This is murky territory, but my own guess is that while we can’t feel pain without feeling pain, we can believe we’re in pain without feeling real pain, and for that matter we can feel pain while holding at some level the erroneous belief that we’re not feeling pain. The feeling itself may be veridical in some loose sense, but it can coexist with a higher-order belief about it which happens to be false.

I feel reasonably happy about that because it is clearly the case that we can have false beliefs about our own beliefs;  indeed, it’s pretty common.  I absolutely believe that bungee jumping is safe, until I step onto the platform, when I find that some part of my brain, or perhaps just my legs and stomach, hold other views entirely.

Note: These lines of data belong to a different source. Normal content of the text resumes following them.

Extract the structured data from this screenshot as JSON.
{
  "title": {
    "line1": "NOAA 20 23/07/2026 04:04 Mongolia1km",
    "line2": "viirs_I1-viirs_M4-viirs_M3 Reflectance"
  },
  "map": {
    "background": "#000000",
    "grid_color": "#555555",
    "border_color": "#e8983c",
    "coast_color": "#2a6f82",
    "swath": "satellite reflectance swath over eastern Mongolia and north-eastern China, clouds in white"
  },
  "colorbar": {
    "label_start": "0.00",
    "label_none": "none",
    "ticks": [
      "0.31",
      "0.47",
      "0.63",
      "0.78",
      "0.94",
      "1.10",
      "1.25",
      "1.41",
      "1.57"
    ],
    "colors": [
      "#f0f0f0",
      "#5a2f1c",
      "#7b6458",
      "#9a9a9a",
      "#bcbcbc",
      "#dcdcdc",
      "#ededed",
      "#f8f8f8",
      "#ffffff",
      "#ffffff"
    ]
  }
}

But the mention of believing something with one’s legs reveals that beliefs are slippery and polymorphous. To believe something I don’t need to do anything; I can have beliefs about things I never thought of  (yesterday I believed that Kubla Khan’s smallest horse never used the St Malo ferry, and would have said so confidently and without hesitation if asked, though I never thought of the beast until now), and I can go on believing things while unconscious, perhaps indeed when dead (did Galileo stop believing that the Earth goes round the Sun when he died?) .

But what about good old straightforward thoughts? Surely my thought that I am thinking that A, is much less vulnerable than a belief that I believe that A? How could I be thinking about a nice cup of tea while thinking that I’m thinking about the ferry to St Malo? It’s certainly possible for the attention to wander from one topic to another by insensible degrees – but could I really be mistaken about what I’m thinking now? There seems a real problem in that to me.

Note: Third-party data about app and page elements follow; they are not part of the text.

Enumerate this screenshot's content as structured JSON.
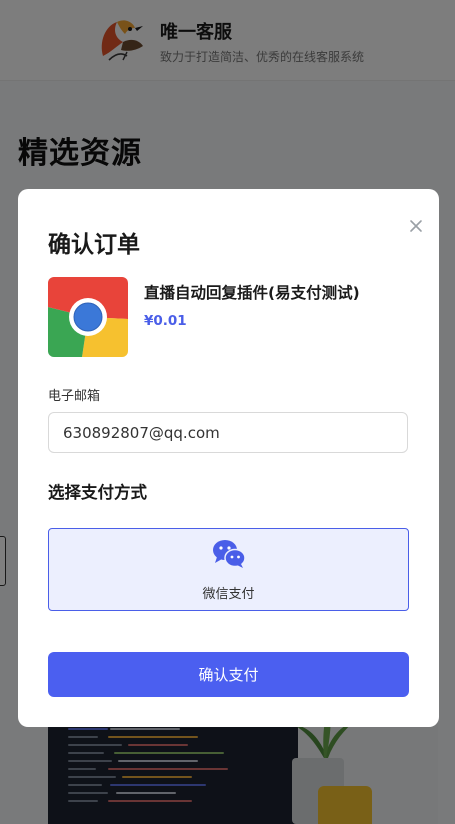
{
  "header": {
    "site_title": "唯一客服",
    "site_subtitle": "致力于打造简洁、优秀的在线客服系统",
    "logo_icon": "bird-logo-icon"
  },
  "page": {
    "section_title": "精选资源"
  },
  "modal": {
    "title": "确认订单",
    "close_icon": "close-icon",
    "product": {
      "name": "直播自动回复插件(易支付测试)",
      "price": "¥0.01",
      "image_icon": "chrome-icon"
    },
    "email": {
      "label": "电子邮箱",
      "value": "630892807@qq.com"
    },
    "payment": {
      "heading": "选择支付方式",
      "options": [
        {
          "label": "微信支付",
          "icon": "wechat-icon",
          "selected": true
        }
      ]
    },
    "confirm_label": "确认支付"
  },
  "colors": {
    "accent": "#4b5ff0",
    "overlay": "rgba(0,0,0,0.5)",
    "selected_bg": "#eceffe",
    "price": "#4a5ee8"
  }
}
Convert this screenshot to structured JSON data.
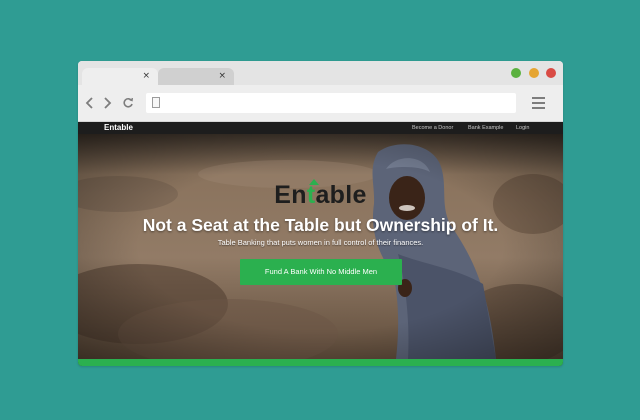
{
  "browser": {
    "tabs": [
      {
        "close_glyph": "×"
      },
      {
        "close_glyph": "×"
      }
    ],
    "window_controls": {
      "green": "#5bb13f",
      "yellow": "#e5a532",
      "red": "#d94b44"
    },
    "nav": {
      "back_icon": "‹",
      "forward_icon": "›",
      "reload_icon": "↻"
    },
    "address": {
      "value": "",
      "icon": "document-icon"
    },
    "menu_icon": "hamburger-menu-icon"
  },
  "site": {
    "nav": {
      "logo": "Entable",
      "links": [
        "Become a Donor",
        "Bank Example",
        "Login"
      ]
    },
    "hero": {
      "logo_start": "En",
      "logo_mark": "t",
      "logo_end": "able",
      "title": "Not a Seat at the Table but Ownership of It.",
      "subtitle": "Table Banking that puts women in full control of their finances.",
      "cta_label": "Fund A Bank With No Middle Men"
    },
    "accent_color": "#2bb04f"
  }
}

Now of course introspection is systematically unreliable in dealing with questions of this sort. Since introspective thoughts are pretty much by definition second order – ie, they’re thoughts about thoughts – introspection only gives me access to half of the comparison. I can only think about thoughts I’m thinking about. If my real thoughts were not what I thought I was thinking, how would I know any different?

It’s a fair point, but if my thoughts could be different from what I thought I was thinking, it would surely give rise to some very odd discrepancies between my behaviour and my expectations. In the case of beliefs, we’ve already noticed that discrepancies of a sort can arise, causing some minor inconsistencies in my behaviour over bungee-jumping, for example, as I stride confidently to the platform and then subside into panicky paralysis – but current thoughts seem a different and more difficult case to me.

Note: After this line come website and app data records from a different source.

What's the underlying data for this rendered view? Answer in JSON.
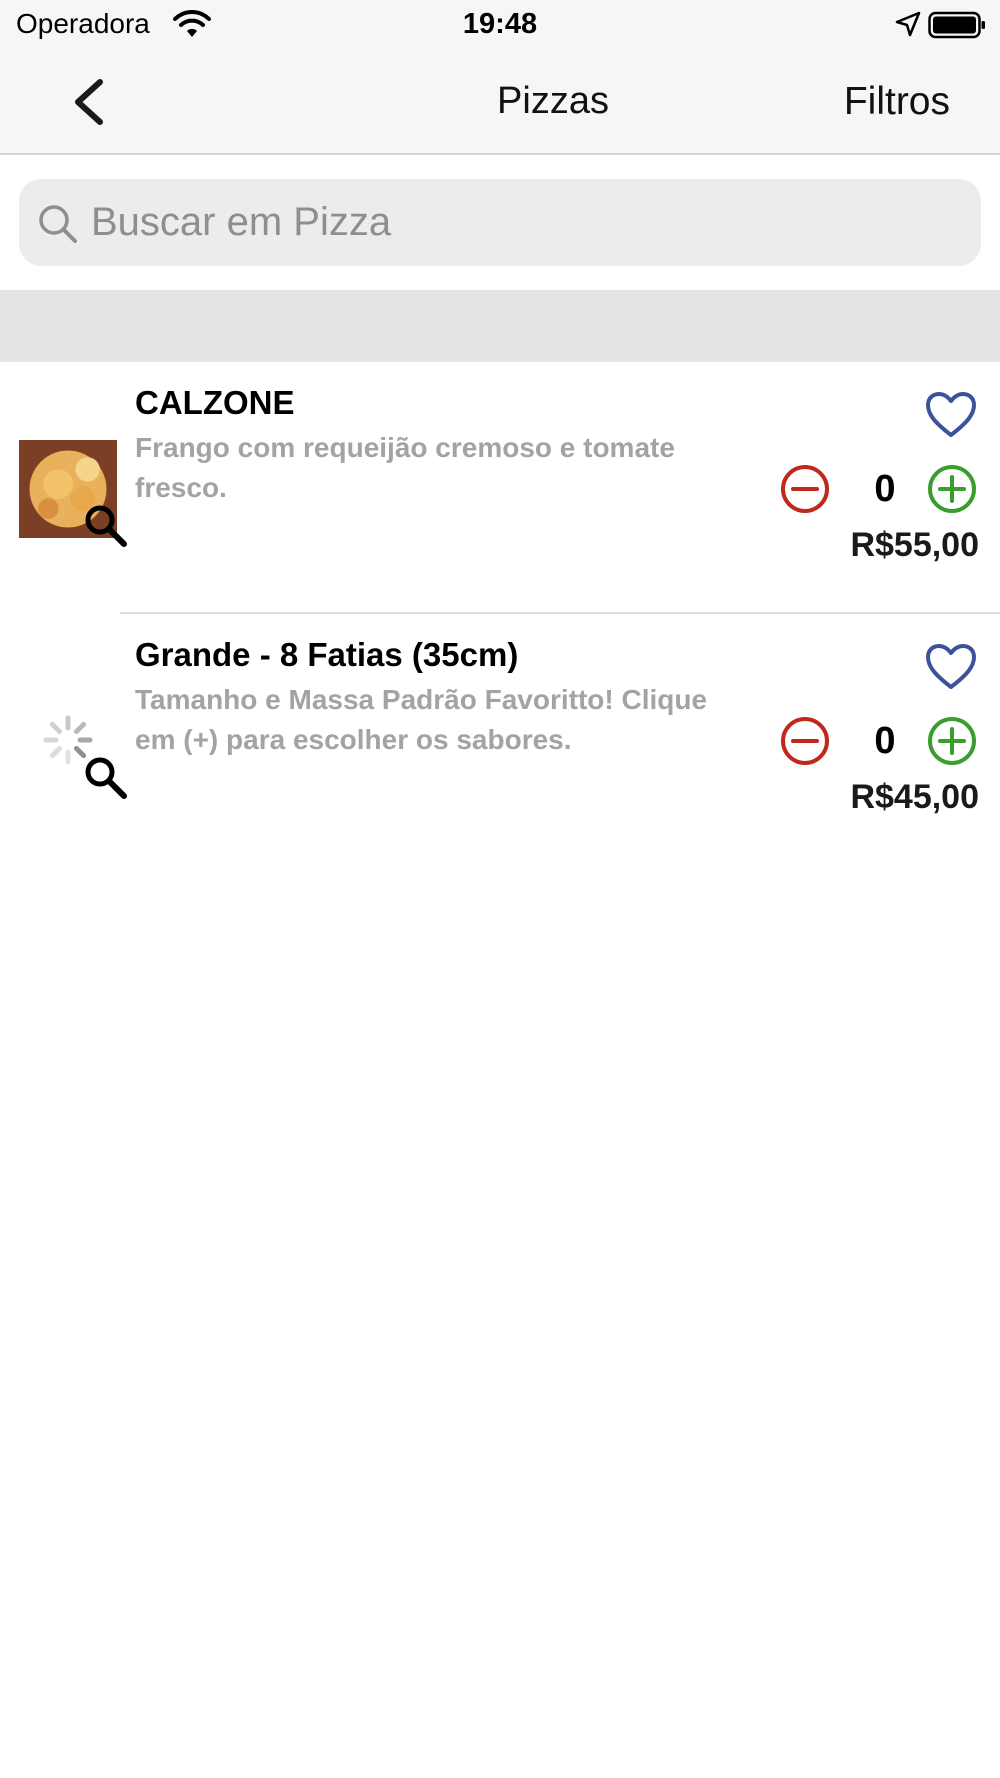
{
  "status_bar": {
    "carrier": "Operadora",
    "time": "19:48",
    "wifi_icon": "wifi-icon",
    "location_icon": "location-arrow-icon",
    "battery_icon": "battery-full-icon"
  },
  "nav": {
    "back_icon": "chevron-left-icon",
    "title": "Pizzas",
    "filter_label": "Filtros"
  },
  "search": {
    "placeholder": "Buscar em Pizza",
    "value": ""
  },
  "items": [
    {
      "title": "CALZONE",
      "description": "Frango com requeijão cremoso e tomate fresco.",
      "quantity": "0",
      "price": "R$55,00",
      "image": "calzone-photo"
    },
    {
      "title": "Grande - 8 Fatias (35cm)",
      "description": "Tamanho e Massa Padrão Favoritto! Clique em (+) para escolher os sabores.",
      "quantity": "0",
      "price": "R$45,00",
      "image": "loading-spinner"
    }
  ],
  "colors": {
    "minus": "#c0281b",
    "plus": "#3a9e2f",
    "heart": "#3a539b",
    "description": "#a3a3a3"
  }
}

How could that be so, though? Thoughts about my thoughts are second-order thoughts, and there is no magic connection between a thought and its target which guarantees accuracy.  It follows that there is simply no way of guaranteeing that second-order thoughts are not erroneous, and so there seems to be no way the infallibility I’m attributing to my own thoughts could arise.

The only answer I can see is that we must be wrong to assume that my knowledge of my own thoughts comes from second-order thoughts. The reason I know what I’m thinking is not that I have another true thought about what I’m thinking; instead, my knowledge just comes with the fact that this is what I’m thinking.

That radically contradicts the theory championed by some that conscious thoughts are exactly those for which there is a second order thought about the first thought. The error here, perhaps, has been to construct a model for our knowledge of our own thoughts which resembles our knowledge of the contents of a book. We know what that sentence says because we have a correct thought about it. But books have only derived intentionality (they only mean anything because someone has interpreted them as meaning something) whereas our thoughts have original intentionality (they mean stuff irrespective of what anyone thinks about it). It seems, then, that  the distinguishing property of a conscious thought is actually that the having of content and the knowing of content are inseparably the same.

I feel we’re frustratingly close to a new insight into the nature of intrinsic intentionality here. But I could be wrong.

Posted in Conscious Entities.